====== Information
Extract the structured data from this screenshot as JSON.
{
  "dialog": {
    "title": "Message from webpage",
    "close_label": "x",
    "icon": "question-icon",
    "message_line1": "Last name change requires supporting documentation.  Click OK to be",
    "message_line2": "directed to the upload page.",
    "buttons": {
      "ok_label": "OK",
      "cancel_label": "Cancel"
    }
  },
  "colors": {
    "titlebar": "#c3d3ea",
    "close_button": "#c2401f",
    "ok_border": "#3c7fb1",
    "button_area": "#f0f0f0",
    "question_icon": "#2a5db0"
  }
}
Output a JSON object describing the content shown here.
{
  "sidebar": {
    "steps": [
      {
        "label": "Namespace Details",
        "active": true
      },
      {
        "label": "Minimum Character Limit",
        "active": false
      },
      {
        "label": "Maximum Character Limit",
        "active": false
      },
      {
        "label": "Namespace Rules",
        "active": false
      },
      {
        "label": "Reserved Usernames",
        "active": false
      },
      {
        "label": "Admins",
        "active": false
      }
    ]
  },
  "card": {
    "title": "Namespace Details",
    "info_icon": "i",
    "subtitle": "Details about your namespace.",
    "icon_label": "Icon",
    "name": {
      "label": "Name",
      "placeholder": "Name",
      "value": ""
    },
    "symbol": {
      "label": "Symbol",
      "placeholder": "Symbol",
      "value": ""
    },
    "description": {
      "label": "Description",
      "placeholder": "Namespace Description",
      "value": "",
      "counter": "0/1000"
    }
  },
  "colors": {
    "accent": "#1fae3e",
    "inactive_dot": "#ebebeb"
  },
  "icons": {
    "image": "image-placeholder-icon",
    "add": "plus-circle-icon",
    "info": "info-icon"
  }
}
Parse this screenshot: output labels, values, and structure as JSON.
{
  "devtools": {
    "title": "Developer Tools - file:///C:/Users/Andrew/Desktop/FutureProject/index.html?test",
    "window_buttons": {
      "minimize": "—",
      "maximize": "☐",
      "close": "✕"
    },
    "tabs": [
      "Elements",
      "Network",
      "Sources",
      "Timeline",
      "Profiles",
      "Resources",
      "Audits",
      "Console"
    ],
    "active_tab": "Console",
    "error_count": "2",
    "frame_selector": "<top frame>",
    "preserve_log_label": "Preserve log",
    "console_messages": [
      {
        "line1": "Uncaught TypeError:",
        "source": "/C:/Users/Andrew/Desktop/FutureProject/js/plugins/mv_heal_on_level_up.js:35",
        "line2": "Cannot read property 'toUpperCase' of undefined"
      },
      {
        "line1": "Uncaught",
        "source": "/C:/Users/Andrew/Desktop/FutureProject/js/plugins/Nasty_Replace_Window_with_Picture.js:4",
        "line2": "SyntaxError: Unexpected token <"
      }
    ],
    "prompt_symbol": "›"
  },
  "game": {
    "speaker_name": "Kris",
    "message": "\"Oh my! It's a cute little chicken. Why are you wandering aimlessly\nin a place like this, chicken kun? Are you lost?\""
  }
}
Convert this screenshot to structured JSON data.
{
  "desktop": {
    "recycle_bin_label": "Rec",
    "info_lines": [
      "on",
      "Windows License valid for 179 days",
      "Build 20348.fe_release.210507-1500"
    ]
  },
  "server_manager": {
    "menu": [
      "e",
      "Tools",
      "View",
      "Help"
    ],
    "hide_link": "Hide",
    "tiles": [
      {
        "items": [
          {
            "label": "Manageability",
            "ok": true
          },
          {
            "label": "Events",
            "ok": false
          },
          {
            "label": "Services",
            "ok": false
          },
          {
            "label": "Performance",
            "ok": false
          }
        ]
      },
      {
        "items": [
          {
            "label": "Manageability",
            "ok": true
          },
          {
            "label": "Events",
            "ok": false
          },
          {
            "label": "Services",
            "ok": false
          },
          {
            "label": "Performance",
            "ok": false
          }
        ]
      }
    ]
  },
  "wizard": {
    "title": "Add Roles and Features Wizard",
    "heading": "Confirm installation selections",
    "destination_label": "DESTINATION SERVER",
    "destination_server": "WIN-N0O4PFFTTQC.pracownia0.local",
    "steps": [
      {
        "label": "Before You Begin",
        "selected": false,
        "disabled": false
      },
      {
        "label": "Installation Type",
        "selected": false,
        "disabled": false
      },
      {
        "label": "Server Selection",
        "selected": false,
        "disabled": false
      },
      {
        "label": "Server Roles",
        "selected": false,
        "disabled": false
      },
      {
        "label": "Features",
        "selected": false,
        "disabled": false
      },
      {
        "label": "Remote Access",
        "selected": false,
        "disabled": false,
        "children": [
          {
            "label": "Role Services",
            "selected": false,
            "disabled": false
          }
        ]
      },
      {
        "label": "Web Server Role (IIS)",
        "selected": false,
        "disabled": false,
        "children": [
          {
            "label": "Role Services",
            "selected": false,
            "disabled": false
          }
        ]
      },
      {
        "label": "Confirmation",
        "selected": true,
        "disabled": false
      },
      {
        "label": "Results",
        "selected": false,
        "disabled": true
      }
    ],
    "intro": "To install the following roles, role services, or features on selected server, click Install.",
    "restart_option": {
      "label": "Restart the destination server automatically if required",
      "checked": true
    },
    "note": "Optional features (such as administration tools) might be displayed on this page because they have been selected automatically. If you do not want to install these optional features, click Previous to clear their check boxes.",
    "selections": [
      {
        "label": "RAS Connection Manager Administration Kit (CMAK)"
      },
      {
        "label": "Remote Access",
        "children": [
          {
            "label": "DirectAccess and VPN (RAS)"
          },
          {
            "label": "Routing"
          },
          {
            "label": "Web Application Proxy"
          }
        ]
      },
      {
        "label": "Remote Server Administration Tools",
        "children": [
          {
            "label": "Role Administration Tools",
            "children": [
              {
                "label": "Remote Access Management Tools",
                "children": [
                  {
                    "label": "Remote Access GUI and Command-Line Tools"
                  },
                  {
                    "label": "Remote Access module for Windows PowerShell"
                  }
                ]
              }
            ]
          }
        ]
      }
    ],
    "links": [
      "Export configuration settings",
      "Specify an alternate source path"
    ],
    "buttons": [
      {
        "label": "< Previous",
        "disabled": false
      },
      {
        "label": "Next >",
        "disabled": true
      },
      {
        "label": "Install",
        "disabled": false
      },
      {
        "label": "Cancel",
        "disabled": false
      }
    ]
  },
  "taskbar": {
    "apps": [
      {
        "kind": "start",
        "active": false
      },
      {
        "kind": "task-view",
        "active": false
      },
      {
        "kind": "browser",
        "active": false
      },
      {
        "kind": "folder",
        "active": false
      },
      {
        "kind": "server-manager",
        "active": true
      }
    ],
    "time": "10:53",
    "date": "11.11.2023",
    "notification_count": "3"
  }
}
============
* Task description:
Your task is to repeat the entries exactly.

* Exercise answer:
Extract the structured data from this screenshot as JSON.
{
  "dialog": {
    "title": "Message from webpage",
    "close_label": "x",
    "icon": "question-icon",
    "message_line1": "Last name change requires supporting documentation.  Click OK to be",
    "message_line2": "directed to the upload page.",
    "buttons": {
      "ok_label": "OK",
      "cancel_label": "Cancel"
    }
  },
  "colors": {
    "titlebar": "#c3d3ea",
    "close_button": "#c2401f",
    "ok_border": "#3c7fb1",
    "button_area": "#f0f0f0",
    "question_icon": "#2a5db0"
  }
}
Output a JSON object describing the content shown here.
{
  "sidebar": {
    "steps": [
      {
        "label": "Namespace Details",
        "active": true
      },
      {
        "label": "Minimum Character Limit",
        "active": false
      },
      {
        "label": "Maximum Character Limit",
        "active": false
      },
      {
        "label": "Namespace Rules",
        "active": false
      },
      {
        "label": "Reserved Usernames",
        "active": false
      },
      {
        "label": "Admins",
        "active": false
      }
    ]
  },
  "card": {
    "title": "Namespace Details",
    "info_icon": "i",
    "subtitle": "Details about your namespace.",
    "icon_label": "Icon",
    "name": {
      "label": "Name",
      "placeholder": "Name",
      "value": ""
    },
    "symbol": {
      "label": "Symbol",
      "placeholder": "Symbol",
      "value": ""
    },
    "description": {
      "label": "Description",
      "placeholder": "Namespace Description",
      "value": "",
      "counter": "0/1000"
    }
  },
  "colors": {
    "accent": "#1fae3e",
    "inactive_dot": "#ebebeb"
  },
  "icons": {
    "image": "image-placeholder-icon",
    "add": "plus-circle-icon",
    "info": "info-icon"
  }
}
Parse this screenshot: output labels, values, and structure as JSON.
{
  "devtools": {
    "title": "Developer Tools - file:///C:/Users/Andrew/Desktop/FutureProject/index.html?test",
    "window_buttons": {
      "minimize": "—",
      "maximize": "☐",
      "close": "✕"
    },
    "tabs": [
      "Elements",
      "Network",
      "Sources",
      "Timeline",
      "Profiles",
      "Resources",
      "Audits",
      "Console"
    ],
    "active_tab": "Console",
    "error_count": "2",
    "frame_selector": "<top frame>",
    "preserve_log_label": "Preserve log",
    "console_messages": [
      {
        "line1": "Uncaught TypeError:",
        "source": "/C:/Users/Andrew/Desktop/FutureProject/js/plugins/mv_heal_on_level_up.js:35",
        "line2": "Cannot read property 'toUpperCase' of undefined"
      },
      {
        "line1": "Uncaught",
        "source": "/C:/Users/Andrew/Desktop/FutureProject/js/plugins/Nasty_Replace_Window_with_Picture.js:4",
        "line2": "SyntaxError: Unexpected token <"
      }
    ],
    "prompt_symbol": "›"
  },
  "game": {
    "speaker_name": "Kris",
    "message": "\"Oh my! It's a cute little chicken. Why are you wandering aimlessly\nin a place like this, chicken kun? Are you lost?\""
  }
}
Convert this screenshot to structured JSON data.
{
  "desktop": {
    "recycle_bin_label": "Rec",
    "info_lines": [
      "on",
      "Windows License valid for 179 days",
      "Build 20348.fe_release.210507-1500"
    ]
  },
  "server_manager": {
    "menu": [
      "e",
      "Tools",
      "View",
      "Help"
    ],
    "hide_link": "Hide",
    "tiles": [
      {
        "items": [
          {
            "label": "Manageability",
            "ok": true
          },
          {
            "label": "Events",
            "ok": false
          },
          {
            "label": "Services",
            "ok": false
          },
          {
            "label": "Performance",
            "ok": false
          }
        ]
      },
      {
        "items": [
          {
            "label": "Manageability",
            "ok": true
          },
          {
            "label": "Events",
            "ok": false
          },
          {
            "label": "Services",
            "ok": false
          },
          {
            "label": "Performance",
            "ok": false
          }
        ]
      }
    ]
  },
  "wizard": {
    "title": "Add Roles and Features Wizard",
    "heading": "Confirm installation selections",
    "destination_label": "DESTINATION SERVER",
    "destination_server": "WIN-N0O4PFFTTQC.pracownia0.local",
    "steps": [
      {
        "label": "Before You Begin",
        "selected": false,
        "disabled": false
      },
      {
        "label": "Installation Type",
        "selected": false,
        "disabled": false
      },
      {
        "label": "Server Selection",
        "selected": false,
        "disabled": false
      },
      {
        "label": "Server Roles",
        "selected": false,
        "disabled": false
      },
      {
        "label": "Features",
        "selected": false,
        "disabled": false
      },
      {
        "label": "Remote Access",
        "selected": false,
        "disabled": false,
        "children": [
          {
            "label": "Role Services",
            "selected": false,
            "disabled": false
          }
        ]
      },
      {
        "label": "Web Server Role (IIS)",
        "selected": false,
        "disabled": false,
        "children": [
          {
            "label": "Role Services",
            "selected": false,
            "disabled": false
          }
        ]
      },
      {
        "label": "Confirmation",
        "selected": true,
        "disabled": false
      },
      {
        "label": "Results",
        "selected": false,
        "disabled": true
      }
    ],
    "intro": "To install the following roles, role services, or features on selected server, click Install.",
    "restart_option": {
      "label": "Restart the destination server automatically if required",
      "checked": true
    },
    "note": "Optional features (such as administration tools) might be displayed on this page because they have been selected automatically. If you do not want to install these optional features, click Previous to clear their check boxes.",
    "selections": [
      {
        "label": "RAS Connection Manager Administration Kit (CMAK)"
      },
      {
        "label": "Remote Access",
        "children": [
          {
            "label": "DirectAccess and VPN (RAS)"
          },
          {
            "label": "Routing"
          },
          {
            "label": "Web Application Proxy"
          }
        ]
      },
      {
        "label": "Remote Server Administration Tools",
        "children": [
          {
            "label": "Role Administration Tools",
            "children": [
              {
                "label": "Remote Access Management Tools",
                "children": [
                  {
                    "label": "Remote Access GUI and Command-Line Tools"
                  },
                  {
                    "label": "Remote Access module for Windows PowerShell"
                  }
                ]
              }
            ]
          }
        ]
      }
    ],
    "links": [
      "Export configuration settings",
      "Specify an alternate source path"
    ],
    "buttons": [
      {
        "label": "< Previous",
        "disabled": false
      },
      {
        "label": "Next >",
        "disabled": true
      },
      {
        "label": "Install",
        "disabled": false
      },
      {
        "label": "Cancel",
        "disabled": false
      }
    ]
  },
  "taskbar": {
    "apps": [
      {
        "kind": "start",
        "active": false
      },
      {
        "kind": "task-view",
        "active": false
      },
      {
        "kind": "browser",
        "active": false
      },
      {
        "kind": "folder",
        "active": false
      },
      {
        "kind": "server-manager",
        "active": true
      }
    ],
    "time": "10:53",
    "date": "11.11.2023",
    "notification_count": "3"
  }
}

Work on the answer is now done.